Here are some quick notes on a possible jazz/world survey/map piece. After the first three or so paragraphs, which set out the basic dynamics, would come a string of paragraphs, each on an artist or genre or concept. The end (very roughly and incompletely sketched below) would then try to tie up and speculate on the future. The middle section is elastic -- it can be as long or as short as you have space to accommodate. The artist names just come from scanning my files, and are basically in the order found (or thought of). They need to be sorted into a more cogent list, and also prioritized. E.g., Don Cherry is a high priority.
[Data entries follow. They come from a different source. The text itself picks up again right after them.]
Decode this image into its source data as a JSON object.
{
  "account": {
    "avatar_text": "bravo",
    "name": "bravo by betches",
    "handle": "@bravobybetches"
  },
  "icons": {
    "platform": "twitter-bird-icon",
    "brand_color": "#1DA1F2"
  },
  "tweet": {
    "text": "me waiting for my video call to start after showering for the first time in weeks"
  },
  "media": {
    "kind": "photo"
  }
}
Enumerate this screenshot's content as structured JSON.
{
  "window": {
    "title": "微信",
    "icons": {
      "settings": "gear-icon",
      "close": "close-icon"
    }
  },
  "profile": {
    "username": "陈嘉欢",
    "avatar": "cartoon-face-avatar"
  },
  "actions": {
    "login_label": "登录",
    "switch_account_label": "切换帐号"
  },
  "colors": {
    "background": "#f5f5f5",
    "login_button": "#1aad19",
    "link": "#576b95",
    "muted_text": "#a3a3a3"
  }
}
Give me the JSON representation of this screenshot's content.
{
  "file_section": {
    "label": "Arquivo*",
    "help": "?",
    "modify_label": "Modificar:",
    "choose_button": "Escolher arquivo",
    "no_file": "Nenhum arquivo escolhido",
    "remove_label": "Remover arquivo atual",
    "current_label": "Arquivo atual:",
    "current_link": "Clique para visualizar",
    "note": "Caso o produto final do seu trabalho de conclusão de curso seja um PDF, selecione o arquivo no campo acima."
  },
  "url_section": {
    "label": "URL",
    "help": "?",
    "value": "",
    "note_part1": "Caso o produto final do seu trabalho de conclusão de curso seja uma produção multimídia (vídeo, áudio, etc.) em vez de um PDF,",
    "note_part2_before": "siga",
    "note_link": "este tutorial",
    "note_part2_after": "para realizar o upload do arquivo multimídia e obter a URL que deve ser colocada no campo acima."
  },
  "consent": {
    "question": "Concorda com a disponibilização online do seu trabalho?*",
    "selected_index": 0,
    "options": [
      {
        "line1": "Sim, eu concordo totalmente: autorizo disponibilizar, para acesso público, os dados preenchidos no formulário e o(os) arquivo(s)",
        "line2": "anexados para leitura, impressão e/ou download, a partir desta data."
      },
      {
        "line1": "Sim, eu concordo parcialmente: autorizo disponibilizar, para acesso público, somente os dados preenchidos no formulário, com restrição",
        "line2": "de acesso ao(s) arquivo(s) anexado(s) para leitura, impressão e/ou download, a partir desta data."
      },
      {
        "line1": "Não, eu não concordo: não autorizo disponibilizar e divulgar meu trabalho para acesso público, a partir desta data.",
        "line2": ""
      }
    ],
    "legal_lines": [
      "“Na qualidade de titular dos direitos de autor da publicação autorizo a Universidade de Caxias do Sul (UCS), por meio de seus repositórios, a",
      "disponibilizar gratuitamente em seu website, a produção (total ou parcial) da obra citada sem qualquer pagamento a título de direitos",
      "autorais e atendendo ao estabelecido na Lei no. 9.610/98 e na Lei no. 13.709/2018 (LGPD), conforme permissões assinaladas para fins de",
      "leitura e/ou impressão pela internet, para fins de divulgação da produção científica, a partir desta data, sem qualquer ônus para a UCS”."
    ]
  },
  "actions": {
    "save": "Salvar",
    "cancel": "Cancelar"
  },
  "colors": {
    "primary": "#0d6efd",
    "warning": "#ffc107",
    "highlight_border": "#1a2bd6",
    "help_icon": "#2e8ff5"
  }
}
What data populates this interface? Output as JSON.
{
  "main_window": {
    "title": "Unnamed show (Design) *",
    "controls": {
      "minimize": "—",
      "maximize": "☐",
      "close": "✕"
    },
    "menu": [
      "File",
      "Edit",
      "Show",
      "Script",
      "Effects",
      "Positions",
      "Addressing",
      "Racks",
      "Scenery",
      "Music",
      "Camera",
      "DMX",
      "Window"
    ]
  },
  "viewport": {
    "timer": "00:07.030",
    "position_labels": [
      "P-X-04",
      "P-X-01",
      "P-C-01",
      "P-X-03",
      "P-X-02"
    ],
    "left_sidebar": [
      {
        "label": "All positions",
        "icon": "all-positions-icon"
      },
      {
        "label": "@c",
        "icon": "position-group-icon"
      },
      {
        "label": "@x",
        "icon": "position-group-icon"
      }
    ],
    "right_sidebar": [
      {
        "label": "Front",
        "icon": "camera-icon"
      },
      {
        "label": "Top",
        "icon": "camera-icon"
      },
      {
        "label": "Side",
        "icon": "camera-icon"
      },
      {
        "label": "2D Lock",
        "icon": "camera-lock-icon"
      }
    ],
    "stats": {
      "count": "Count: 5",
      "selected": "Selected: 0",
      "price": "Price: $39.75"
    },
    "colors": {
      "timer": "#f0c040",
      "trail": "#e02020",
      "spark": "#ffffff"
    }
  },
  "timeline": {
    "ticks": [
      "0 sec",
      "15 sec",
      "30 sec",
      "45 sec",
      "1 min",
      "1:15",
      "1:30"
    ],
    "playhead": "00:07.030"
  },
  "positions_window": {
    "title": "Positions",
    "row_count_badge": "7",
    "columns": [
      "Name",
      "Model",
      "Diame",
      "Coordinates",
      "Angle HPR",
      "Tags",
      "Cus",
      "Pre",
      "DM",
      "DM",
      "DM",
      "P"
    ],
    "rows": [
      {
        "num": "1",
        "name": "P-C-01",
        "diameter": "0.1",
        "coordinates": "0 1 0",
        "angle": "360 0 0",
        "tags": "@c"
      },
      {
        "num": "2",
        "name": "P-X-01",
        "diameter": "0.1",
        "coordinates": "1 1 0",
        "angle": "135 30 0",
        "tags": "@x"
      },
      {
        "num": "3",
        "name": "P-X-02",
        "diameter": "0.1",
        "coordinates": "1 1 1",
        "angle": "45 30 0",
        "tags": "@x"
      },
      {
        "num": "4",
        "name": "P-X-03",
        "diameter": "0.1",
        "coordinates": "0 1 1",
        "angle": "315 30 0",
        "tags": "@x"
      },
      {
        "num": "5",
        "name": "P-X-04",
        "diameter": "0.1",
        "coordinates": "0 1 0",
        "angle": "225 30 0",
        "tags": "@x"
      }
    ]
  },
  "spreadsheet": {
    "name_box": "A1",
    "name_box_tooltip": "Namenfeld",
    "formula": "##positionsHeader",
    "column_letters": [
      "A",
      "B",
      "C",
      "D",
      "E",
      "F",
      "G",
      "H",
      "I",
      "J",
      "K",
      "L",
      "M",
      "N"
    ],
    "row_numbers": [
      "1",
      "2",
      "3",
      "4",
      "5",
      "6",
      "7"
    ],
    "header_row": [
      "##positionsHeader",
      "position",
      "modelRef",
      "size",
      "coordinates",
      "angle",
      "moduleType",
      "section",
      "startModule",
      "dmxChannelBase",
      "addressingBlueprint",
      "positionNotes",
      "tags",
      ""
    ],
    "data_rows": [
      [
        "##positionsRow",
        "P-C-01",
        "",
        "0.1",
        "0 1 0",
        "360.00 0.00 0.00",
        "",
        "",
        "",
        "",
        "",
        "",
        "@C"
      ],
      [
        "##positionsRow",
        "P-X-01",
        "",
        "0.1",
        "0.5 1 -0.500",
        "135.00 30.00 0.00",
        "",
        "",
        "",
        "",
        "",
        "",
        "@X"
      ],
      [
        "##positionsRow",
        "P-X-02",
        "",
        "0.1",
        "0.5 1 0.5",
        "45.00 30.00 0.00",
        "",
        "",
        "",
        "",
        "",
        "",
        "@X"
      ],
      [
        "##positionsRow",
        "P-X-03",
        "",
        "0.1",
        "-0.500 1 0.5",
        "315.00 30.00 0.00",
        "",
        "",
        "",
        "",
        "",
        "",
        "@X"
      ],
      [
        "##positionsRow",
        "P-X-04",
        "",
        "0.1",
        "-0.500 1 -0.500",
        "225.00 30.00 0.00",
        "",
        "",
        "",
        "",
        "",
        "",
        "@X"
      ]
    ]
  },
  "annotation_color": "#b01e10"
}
Each of these paragraphs should have a point, rather than just being a laundry list of names and records (not that they won't blur into that). It would also be possible to blow up a few of these paragraphs into sideboxes of maybe 200-400 words; e.g.: Dudu Pukwana et al. David Murray Kali Fasteau et al. (Bill Cole, Cooper-Moore) Anthony Brown would probably be #4 on that list, but I'm not sure I either have enough or understand it well enough to knock out something real fast. Those three are good examples of what might be called the push, pull, and kibbitz dynamics (Cherry was the patron saint of jazz/world kibbitzers; on the other hand I don't have a lot of good examples of music he produced). A fourth dynamic has to do with imagined ethnic roots -- a lot of afroamerican examples, of which Randy Weston is probably the best, although John Zorn is another. I didn't go through my latin lists; obviously there's more there, and a few paragraphs are mandatory. I left out major figure who dabbled, especially in latin (Mingus), or who just sounded foreign (Kirk). Left out most of the Europeans, especially one who are (a) straight jazz, (b) third stream, (c) influenced by Cardew, Stockhausen, Berio, et al.; that mostly leaves folk-influenced musicians, mostly balkans and scandinavians. Same for Japan: almost all of them are in tradition. Some of this should be generalized in the middle paragraphs. Have to think more about African. I'm not sure how much is improvised there -- I suspect a lot, but that it's still tethered to its popular roots, like '30s swing; i.e., it really never went through the bebop straightjacket which separated the music from the masses. Maybe you have some ideas on that. My African list (blue is what I have; black is shit I've heard about, seen recommended, etc.) is: http://www.tomhull.com/ocston/nm/shop/african.html The end should have one more thing about electronica, since the same jazz dynamics are even more pronounced there -- the big difference being the media. Can't work any more on this right now: have to go shopping now, and fix dinner for tonight.